Antenna radiation is either horizontally or vertically polarized. Mobile 2-way radio radiation is almost always vertically polarized. Mobile-to-mobile, station-to-station or mobile-to-station radiation polarization should be matched. If everybody else on the frequency and/or band has vertically polarized antennas, you should too, unless maximum performance is not important.
There is often confusion with regards to antenna installations when it comes to the rule of thumb regarding antenna length. In almost every case, a physically longer antenna mounted in the SAME location will return increased bandwidth and performance. However, that idea can be literally destroyed by someone who throws the "maximum height" wrench into the gears. If you are limited to 3-feet for whatever reason, that does not mean that you can/should install a 5-foor antenna and angle it at 40-degrees in order to keep the over all height at or below the 3-foot established height limitation. You will have more antenna length but you will no longer be vertically polarized. Furthermore, the relative position of the antenna to the ground plane may make it impossible to tune and for sure, will throw the ground-wave propagation pattern into the twilight zone. Long story short … do not try to compensate for height restrictions using angle adjustments that are greater than 15-degrees from vertical. But keep in mind, even at 15-degrees there will be changes in the propagation characteristics of the antenna, even if somewhat tolerable.

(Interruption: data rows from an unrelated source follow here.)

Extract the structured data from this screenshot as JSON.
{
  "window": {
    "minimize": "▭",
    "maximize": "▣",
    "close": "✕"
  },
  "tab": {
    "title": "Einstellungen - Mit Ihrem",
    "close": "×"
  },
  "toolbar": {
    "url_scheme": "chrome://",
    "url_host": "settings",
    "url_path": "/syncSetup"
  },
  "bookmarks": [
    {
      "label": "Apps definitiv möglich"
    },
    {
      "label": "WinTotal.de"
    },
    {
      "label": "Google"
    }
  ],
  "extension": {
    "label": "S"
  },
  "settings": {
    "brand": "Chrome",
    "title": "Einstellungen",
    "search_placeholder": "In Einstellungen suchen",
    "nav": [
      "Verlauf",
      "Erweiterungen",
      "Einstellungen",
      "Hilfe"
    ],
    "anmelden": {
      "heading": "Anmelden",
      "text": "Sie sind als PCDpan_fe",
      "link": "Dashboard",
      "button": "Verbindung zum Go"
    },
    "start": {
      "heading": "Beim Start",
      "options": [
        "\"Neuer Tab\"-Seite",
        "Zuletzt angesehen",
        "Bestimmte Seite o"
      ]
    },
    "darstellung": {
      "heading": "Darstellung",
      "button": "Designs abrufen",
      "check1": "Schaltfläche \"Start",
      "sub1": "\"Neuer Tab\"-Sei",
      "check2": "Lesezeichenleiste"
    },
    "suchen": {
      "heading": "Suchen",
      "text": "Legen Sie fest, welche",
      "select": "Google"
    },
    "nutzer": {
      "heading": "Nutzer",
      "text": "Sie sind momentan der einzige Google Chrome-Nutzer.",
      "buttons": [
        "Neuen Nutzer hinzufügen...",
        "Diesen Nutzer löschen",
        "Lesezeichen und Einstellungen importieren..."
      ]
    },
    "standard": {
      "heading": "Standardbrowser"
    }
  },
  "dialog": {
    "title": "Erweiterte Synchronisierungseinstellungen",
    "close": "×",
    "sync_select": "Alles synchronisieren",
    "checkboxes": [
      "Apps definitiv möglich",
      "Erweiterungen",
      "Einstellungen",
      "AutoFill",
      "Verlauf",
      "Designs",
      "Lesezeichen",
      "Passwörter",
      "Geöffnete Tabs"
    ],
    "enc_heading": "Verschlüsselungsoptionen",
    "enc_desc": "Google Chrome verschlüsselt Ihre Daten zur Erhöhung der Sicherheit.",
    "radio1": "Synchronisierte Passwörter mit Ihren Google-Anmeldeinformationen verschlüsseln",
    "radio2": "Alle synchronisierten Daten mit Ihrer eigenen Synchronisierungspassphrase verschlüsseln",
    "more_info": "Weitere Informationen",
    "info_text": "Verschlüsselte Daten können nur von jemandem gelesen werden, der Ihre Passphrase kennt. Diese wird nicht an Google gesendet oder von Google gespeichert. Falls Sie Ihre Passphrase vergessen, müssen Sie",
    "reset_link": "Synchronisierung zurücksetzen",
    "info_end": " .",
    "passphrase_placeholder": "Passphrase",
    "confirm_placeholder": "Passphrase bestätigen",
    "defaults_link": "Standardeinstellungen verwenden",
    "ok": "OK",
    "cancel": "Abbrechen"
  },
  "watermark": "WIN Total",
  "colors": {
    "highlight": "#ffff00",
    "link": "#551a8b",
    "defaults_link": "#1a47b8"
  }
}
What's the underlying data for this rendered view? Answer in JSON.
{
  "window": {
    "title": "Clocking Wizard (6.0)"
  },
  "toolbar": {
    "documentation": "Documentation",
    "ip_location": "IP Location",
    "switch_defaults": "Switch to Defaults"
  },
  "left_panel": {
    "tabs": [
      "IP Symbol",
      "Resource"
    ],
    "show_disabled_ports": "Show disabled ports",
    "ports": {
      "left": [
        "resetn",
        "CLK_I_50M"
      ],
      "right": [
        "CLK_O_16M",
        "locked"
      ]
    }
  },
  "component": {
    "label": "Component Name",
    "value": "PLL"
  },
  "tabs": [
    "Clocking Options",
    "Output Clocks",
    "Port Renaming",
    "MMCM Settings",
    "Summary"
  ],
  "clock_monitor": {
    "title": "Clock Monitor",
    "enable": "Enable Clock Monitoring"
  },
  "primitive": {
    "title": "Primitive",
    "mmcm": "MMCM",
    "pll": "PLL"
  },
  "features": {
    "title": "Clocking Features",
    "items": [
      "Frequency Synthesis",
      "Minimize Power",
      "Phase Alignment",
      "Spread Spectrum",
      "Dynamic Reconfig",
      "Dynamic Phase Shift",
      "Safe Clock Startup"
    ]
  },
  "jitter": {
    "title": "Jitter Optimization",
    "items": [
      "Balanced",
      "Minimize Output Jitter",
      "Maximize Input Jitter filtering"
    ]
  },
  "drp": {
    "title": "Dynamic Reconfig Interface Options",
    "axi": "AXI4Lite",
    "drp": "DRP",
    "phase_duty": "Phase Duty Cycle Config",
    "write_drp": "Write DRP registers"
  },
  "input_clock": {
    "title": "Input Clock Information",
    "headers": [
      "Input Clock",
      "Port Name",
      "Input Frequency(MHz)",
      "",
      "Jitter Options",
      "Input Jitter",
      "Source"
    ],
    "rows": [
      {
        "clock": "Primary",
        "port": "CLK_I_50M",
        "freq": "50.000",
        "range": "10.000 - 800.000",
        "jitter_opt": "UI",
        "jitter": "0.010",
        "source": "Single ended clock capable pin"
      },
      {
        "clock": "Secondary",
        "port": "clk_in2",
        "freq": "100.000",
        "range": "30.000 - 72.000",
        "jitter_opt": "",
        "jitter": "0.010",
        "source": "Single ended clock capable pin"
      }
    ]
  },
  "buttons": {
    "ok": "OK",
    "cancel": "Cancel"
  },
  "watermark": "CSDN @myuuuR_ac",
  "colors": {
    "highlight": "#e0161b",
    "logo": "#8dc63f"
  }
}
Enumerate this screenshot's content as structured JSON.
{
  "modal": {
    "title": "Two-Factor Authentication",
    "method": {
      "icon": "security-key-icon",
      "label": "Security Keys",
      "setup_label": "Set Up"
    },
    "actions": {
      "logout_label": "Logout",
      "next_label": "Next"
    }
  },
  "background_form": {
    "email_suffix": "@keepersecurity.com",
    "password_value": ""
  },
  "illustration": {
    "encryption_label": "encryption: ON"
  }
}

On occasion we hear people talking about seeing big trucks in the truckstops with their antenna(s) tilted forward. In most cases, drivers do this for two reasons. First of all, inasmuch as most of their driving is done between 55 and 75 miles per hour, their antennas are exposed to constant wind-drag during their periods of most use. So they tilt them slightly forward in order to have them as close to vertical as they can while at highway speeds. A second reason has to do with State and/or Federal height restrictions. Many of the mandatory weigh stations have a laser beam apparatus set at the maximum allowable height and they monitor every truck that pulls through the weigh station. If any parts of the truck, including the antenna tips, break the beam they will receive a fine for exceeding the maximum allowable height. So, some things that apply to Semi's do not apply to other vehicles. In many cases, because of the constant high speeds, a driver might replace 4-foot antennas with 5-foot antennas and increase the forward tilt enough to slip under the lasers. Again, they can get away with this because of the speed related wind drag and also the greater arc realized when the antennas physical length increases.
If you expect to experience maximum performance from any mobile, 2-way radio communications set-up, keep the antennas as vertical as possible.